The Short Answer

As Sir Alex Ferguson approached his recent 25th year anniversary in charge at Manchester United, profiles revealed he had team selection for six games in advance in his mind, like a chess player going in for the kill. It was news that wasn’t really a surprise to anyone who has noted his use of squad rotation, particularly in the last fifteen years, where United have often had two games a week in the final third of the season. Every Manager, like a supporter, has an eye on the fixture list, and that is even more true when a Manager is about to accept a job midway through the season.

When Mark Hughes looked at QPR’s fixtures in January, he would have seen a number of winnable games at the start, which he would have no doubt thought would get his new club up the table. He would have also seen that his final game of the season is away to his former club Manchester City, where his treatment at the end, after months of speculation – a sacking ahead of a final game he won while his replacement sat in the stands – was a reminder that for all a club’s wealth, money can’t buy class. With that in mind, it would be totally understandable if Hughes had even the briefest of visions of stopping City win the League. Two months later though, it seems more likely then ever that QPR could be relegated that on that last day, in front of not just a packed stadium, but a worldwide television audience, as matters at both ends of the table come to a climax.

City’s defeat at the hands of Swansea, and their tougher run-in than Manchester United, may mean that Hughes’ ignominy is not total, but it will take an excellent recovery now to save QPR, with half of their last ten games against the top five, who all have something to play for. The appointment of Hughes by Tony Fernandes made sense; at Blackburn in particular, he produced a good footballing team that played above potential, and at times dictated games against more fancied opposition.

Under Hughes, Blackburn qualified for Europe through their League position and they should have reached the FA Cup Final in 2007, but Morten-Gamst Pederson’s near post miss after a fine move was eventually punished in extra-time of a semi-final by Chelsea. Hughes also made some astute signings, bringing in Christopher Samba, Benni McCarthy, Roque Santa Cruz and Ryan Nelson for relative value. And Hughes’ business when joining Rangers during the January transfer window also looked good on paper – with Bobby Zamora, a goalscorer whose all-round play improved at Fulham, and Taye Taiwo, a player who looked like he could dictate games from left back in the Champions League for Marseille before joining the legion of wasted full-backs Milan tend to collect, both stand out signings.

But it hasn’t happened for Hughes or QPR. Not so long ago he was considered a potential replacement for Ferguson, and has been linked with Chelsea and Tottenham for a while. His departure from Fulham last summer suggested he was being lined up for something else, but as his agent is Kia Joorabchian, it is entirely possible he may have just made the wrong move.

Last night on Match of the Day 2, Steve Bruce, who himself has had a managerial career that has shown he has never let fear of change get in the way of his ambition, pointed out that the unforgiving nature of football coverage at the highest level means a sacking, as well as a man losing his job and main source of income, is also a public spectacle where his work is branded a failure. It is fair to say the financial rewards at the highest level, beyond the dreams of 99% of society at a time of prolonged high unemployment, should more than compensate for any personal disappointment, but Bruce’s wider point is that a Manager’s reputation, and therefore ability to be given another chance, also suffer.
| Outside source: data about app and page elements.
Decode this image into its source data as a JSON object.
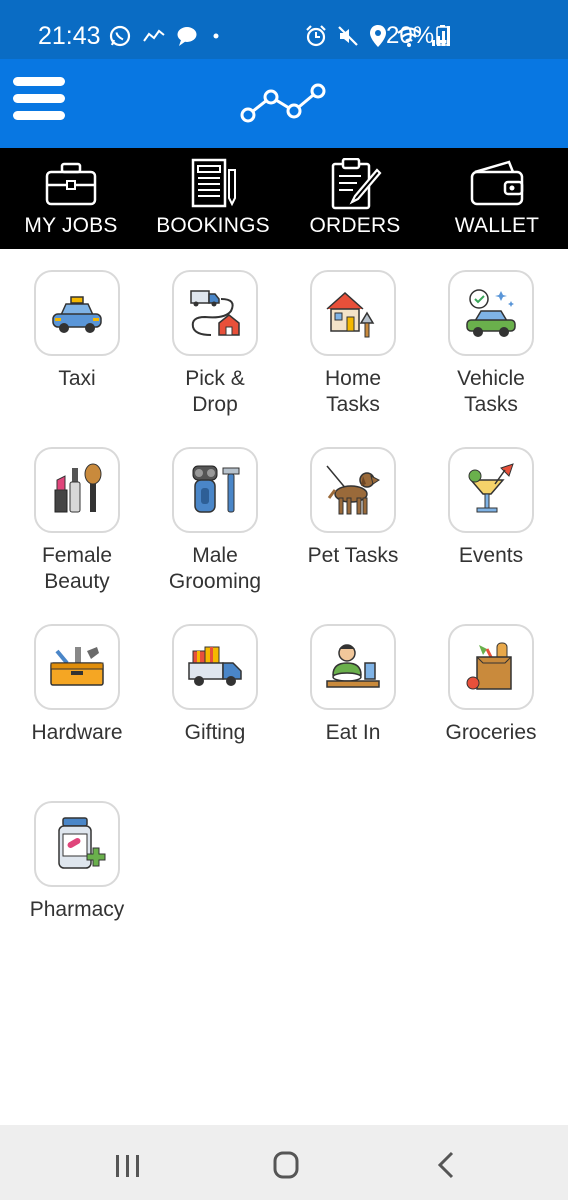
{
  "status_bar": {
    "time": "21:43",
    "battery_percent": "20%",
    "left_icons": [
      "whatsapp-icon",
      "trend-icon",
      "message-icon",
      "dot-icon"
    ],
    "right_icons": [
      "alarm-icon",
      "mute-icon",
      "location-icon",
      "wifi-icon",
      "signal-icon",
      "battery-icon"
    ]
  },
  "app_bar": {
    "menu_icon": "hamburger-icon",
    "logo_icon": "trend-line-logo"
  },
  "tabs": [
    {
      "label": "MY JOBS",
      "icon": "briefcase-icon"
    },
    {
      "label": "BOOKINGS",
      "icon": "document-icon"
    },
    {
      "label": "ORDERS",
      "icon": "clipboard-icon"
    },
    {
      "label": "WALLET",
      "icon": "wallet-icon"
    }
  ],
  "services": [
    {
      "label": "Taxi",
      "icon": "taxi-icon"
    },
    {
      "label": "Pick &\nDrop",
      "icon": "delivery-route-icon"
    },
    {
      "label": "Home\nTasks",
      "icon": "house-tools-icon"
    },
    {
      "label": "Vehicle\nTasks",
      "icon": "car-wash-icon"
    },
    {
      "label": "Female\nBeauty",
      "icon": "makeup-icon"
    },
    {
      "label": "Male\nGrooming",
      "icon": "shaver-icon"
    },
    {
      "label": "Pet Tasks",
      "icon": "dog-icon"
    },
    {
      "label": "Events",
      "icon": "cocktail-icon"
    },
    {
      "label": "Hardware",
      "icon": "toolbox-icon"
    },
    {
      "label": "Gifting",
      "icon": "gift-truck-icon"
    },
    {
      "label": "Eat In",
      "icon": "dining-icon"
    },
    {
      "label": "Groceries",
      "icon": "grocery-bag-icon"
    },
    {
      "label": "Pharmacy",
      "icon": "medicine-bottle-icon"
    }
  ],
  "nav_bar": {
    "buttons": [
      "recent-apps-icon",
      "home-icon",
      "back-icon"
    ]
  },
  "colors": {
    "status_bar": "#0a6cc4",
    "app_bar": "#0877e2",
    "tab_bar": "#000000",
    "nav_bar": "#eeeeee"
  }
}
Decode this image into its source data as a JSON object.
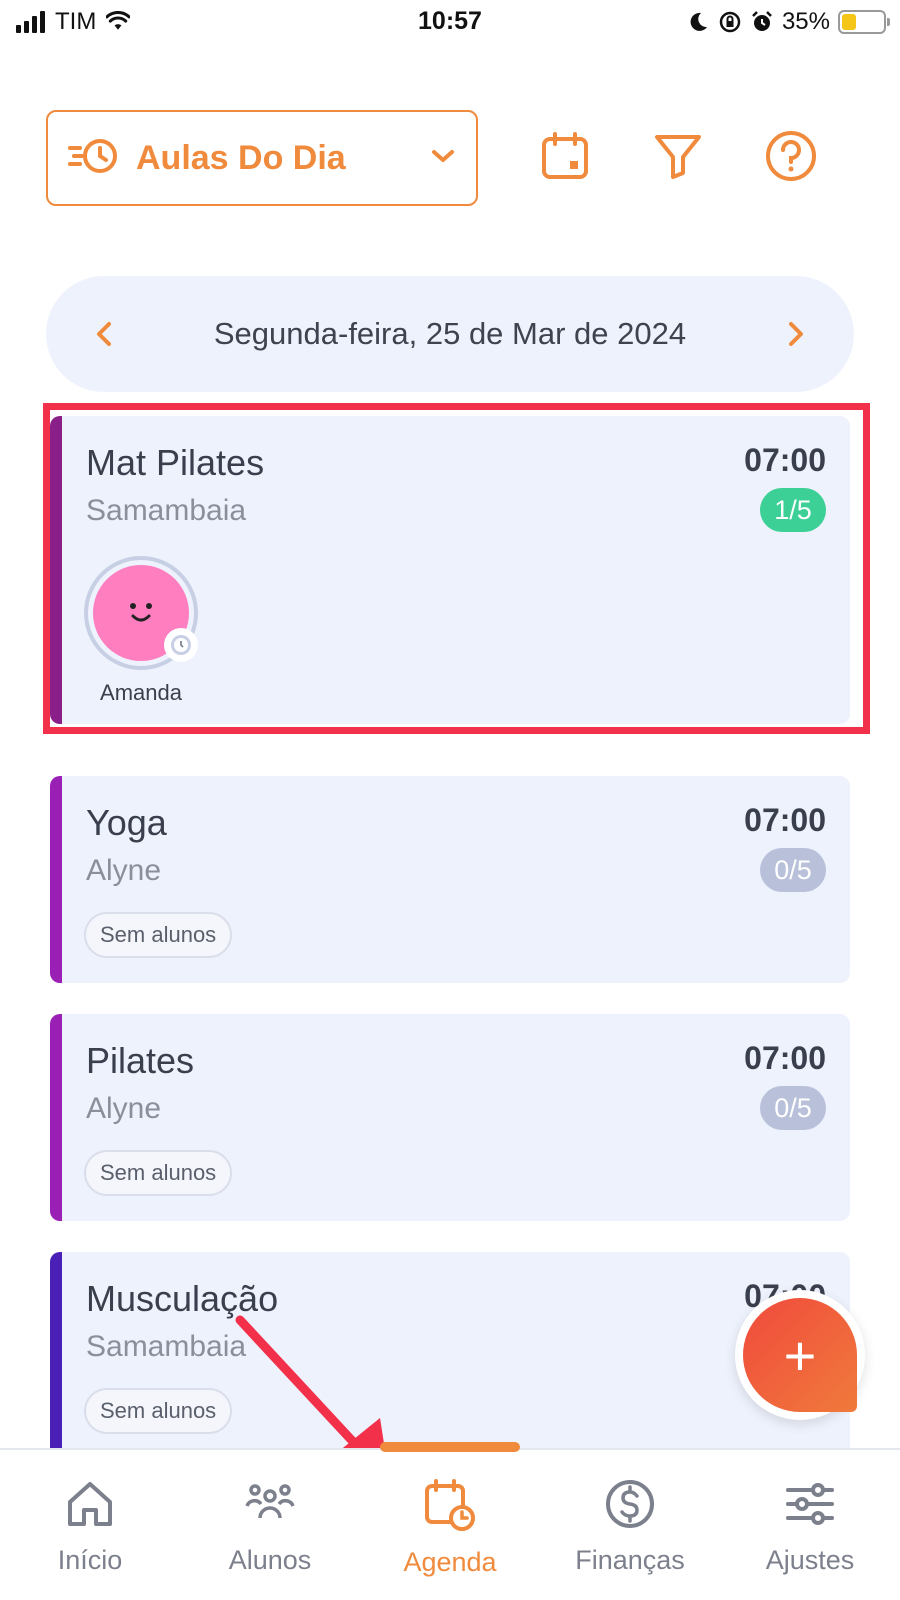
{
  "status_bar": {
    "carrier": "TIM",
    "time": "10:57",
    "battery_percent": "35%",
    "battery_level": 0.35
  },
  "header": {
    "view_selector_label": "Aulas Do Dia",
    "icons": [
      "calendar-icon",
      "filter-icon",
      "help-icon"
    ]
  },
  "date_nav": {
    "date": "Segunda-feira, 25 de Mar de 2024"
  },
  "classes": [
    {
      "title": "Mat Pilates",
      "location": "Samambaia",
      "time": "07:00",
      "count": "1/5",
      "count_status": "green",
      "accent_color": "#8a1f8a",
      "students": [
        {
          "name": "Amanda",
          "avatar_color": "#ff7ec0"
        }
      ]
    },
    {
      "title": "Yoga",
      "location": "Alyne",
      "time": "07:00",
      "count": "0/5",
      "count_status": "gray",
      "accent_color": "#9a1fb5",
      "empty_label": "Sem alunos"
    },
    {
      "title": "Pilates",
      "location": "Alyne",
      "time": "07:00",
      "count": "0/5",
      "count_status": "gray",
      "accent_color": "#9a1fb5",
      "empty_label": "Sem alunos"
    },
    {
      "title": "Musculação",
      "location": "Samambaia",
      "time": "07:00",
      "accent_color": "#4a1fb5",
      "empty_label": "Sem alunos"
    }
  ],
  "fab": {
    "symbol": "+"
  },
  "bottom_nav": [
    {
      "label": "Início",
      "icon": "home-icon",
      "active": false
    },
    {
      "label": "Alunos",
      "icon": "students-icon",
      "active": false
    },
    {
      "label": "Agenda",
      "icon": "agenda-icon",
      "active": true
    },
    {
      "label": "Finanças",
      "icon": "finance-icon",
      "active": false
    },
    {
      "label": "Ajustes",
      "icon": "settings-icon",
      "active": false
    }
  ],
  "colors": {
    "brand_orange": "#f08a3c",
    "card_bg": "#eef2fc",
    "highlight_red": "#f2304a"
  }
}
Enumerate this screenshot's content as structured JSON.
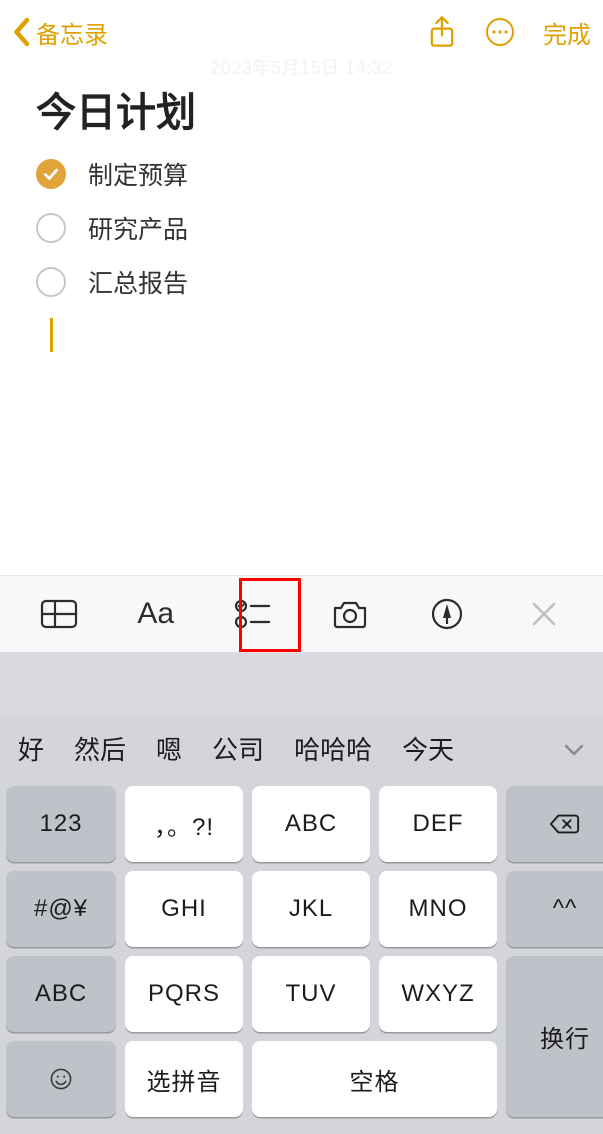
{
  "nav": {
    "back_label": "备忘录",
    "done_label": "完成"
  },
  "date_stamp": "2023年5月15日 14:32",
  "note": {
    "title": "今日计划",
    "items": [
      {
        "text": "制定预算",
        "checked": true
      },
      {
        "text": "研究产品",
        "checked": false
      },
      {
        "text": "汇总报告",
        "checked": false
      }
    ]
  },
  "fmt_toolbar": {
    "aa_label": "Aa"
  },
  "keyboard": {
    "candidates": [
      "好",
      "然后",
      "嗯",
      "公司",
      "哈哈哈",
      "今天"
    ],
    "keys": {
      "num": "123",
      "punct": "，。?!",
      "abc": "ABC",
      "def": "DEF",
      "sym": "#@¥",
      "ghi": "GHI",
      "jkl": "JKL",
      "mno": "MNO",
      "face": "^^",
      "shift": "ABC",
      "pqrs": "PQRS",
      "tuv": "TUV",
      "wxyz": "WXYZ",
      "enter": "换行",
      "emoji": "☺",
      "pinyin": "选拼音",
      "space": "空格"
    }
  }
}
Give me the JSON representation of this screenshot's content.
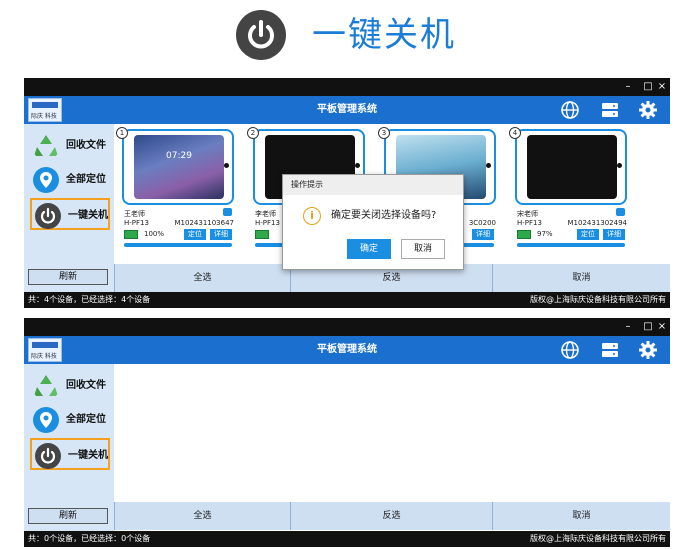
{
  "hero": {
    "title": "一键关机"
  },
  "window_controls": {
    "minimize": "–",
    "maximize": "□",
    "close": "×"
  },
  "app": {
    "title": "平板管理系统",
    "logo_text": "际庆 科技"
  },
  "sidebar": {
    "items": [
      {
        "label": "回收文件"
      },
      {
        "label": "全部定位"
      },
      {
        "label": "一键关机"
      }
    ],
    "refresh_label": "刷新"
  },
  "bottombar": {
    "select_all": "全选",
    "invert": "反选",
    "cancel": "取消"
  },
  "window1": {
    "status_left": "共：4个设备，已经选择：4个设备",
    "status_right": "版权@上海际庆设备科技有限公司所有",
    "devices": [
      {
        "num": "1",
        "user": "王老师",
        "model": "H-PF13",
        "sn": "M102431103647",
        "battery": "100%",
        "time": "07:29",
        "locate": "定位",
        "detail": "详细"
      },
      {
        "num": "2",
        "user": "李老师",
        "model": "H-PF13",
        "sn": "",
        "battery": "",
        "time": "",
        "locate": "定位",
        "detail": "详细"
      },
      {
        "num": "3",
        "user": "",
        "model": "",
        "sn": "3C0200",
        "battery": "",
        "time": "",
        "locate": "定位",
        "detail": "详细"
      },
      {
        "num": "4",
        "user": "宋老师",
        "model": "H-PF13",
        "sn": "M102431302494",
        "battery": "97%",
        "time": "",
        "locate": "定位",
        "detail": "详细"
      }
    ]
  },
  "dialog": {
    "title": "操作提示",
    "message": "确定要关闭选择设备吗?",
    "ok_label": "确定",
    "cancel_label": "取消"
  },
  "window2": {
    "status_left": "共：0个设备，已经选择：0个设备",
    "status_right": "版权@上海际庆设备科技有限公司所有"
  },
  "colors": {
    "accent": "#1a8ee0",
    "appbar": "#1a6fcf",
    "highlight": "#f3a11f"
  }
}
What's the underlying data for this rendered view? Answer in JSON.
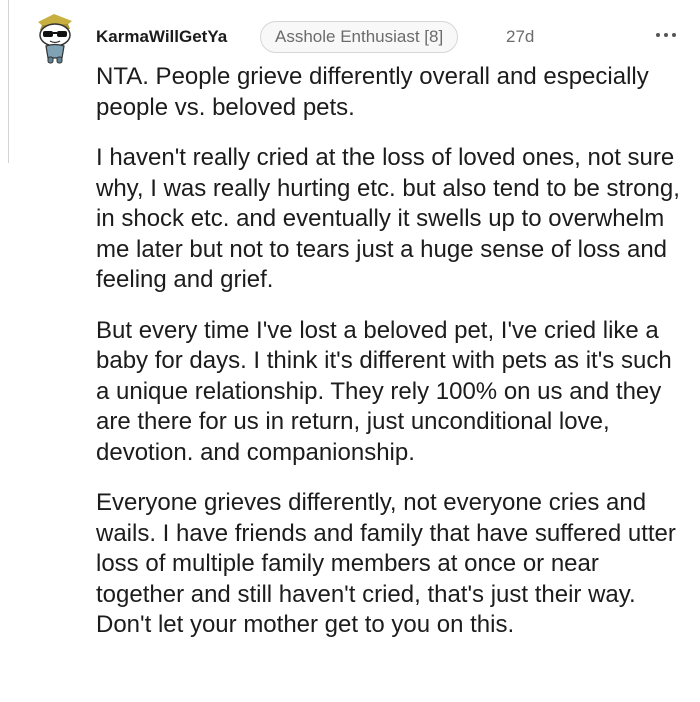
{
  "comment": {
    "author": "KarmaWillGetYa",
    "flair": "Asshole Enthusiast [8]",
    "age": "27d",
    "avatar_icon": "snoo-sunglasses-avatar-icon",
    "more_icon": "more-options-icon",
    "paragraphs": [
      "NTA. People grieve differently overall and especially people vs. beloved pets.",
      "I haven't really cried at the loss of loved ones, not sure why, I was really hurting etc. but also tend to be strong, in shock etc. and eventually it swells up to overwhelm me later but not to tears just a huge sense of loss and feeling and grief.",
      "But every time I've lost a beloved pet, I've cried like a baby for days. I think it's different with pets as it's such a unique relationship. They rely 100% on us and they are there for us in return, just unconditional love, devotion. and companionship.",
      "Everyone grieves differently, not everyone cries and wails. I have friends and family that have suffered utter loss of multiple family members at once or near together and still haven't cried, that's just their way. Don't let your mother get to you on this."
    ]
  }
}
What Clubs and Managers need are strong Boards who will back their Managers if they believe they are part of a longer term solution. Where Managers have a record of walking out on jobs in the past, their appointment is likely to be for the primary reason of short-term impact. Bruce did prove otherwise though, when he stayed as part of a longer-term project at Birmingham and achieved relative success. The words from both parties when he was appointed indicated that was also the plan for Hughes and QPR, with targets of not just survival this season, but European football in seasons to come. Meanwhile Managers that are currently employed in the Premier League and have had a record of loyalty, including Alan Pardew and Roberto Martinez, suggest they are there because of Chairmen that have a plan.

Whether QPR get relegated or not, Hughes still has a lot of good attributes as a Manager. But at the moment he seems out of the running for any of the top jobs his agent said he wanted when he left Fulham, and may well come up in the summer. Had he sat the year out, like a player who is sometimes lucky to miss a bad performance through injury, his stock may have been higher. But QPR is his project now, and he needs to see it through, and prove he is not just the short-term answer.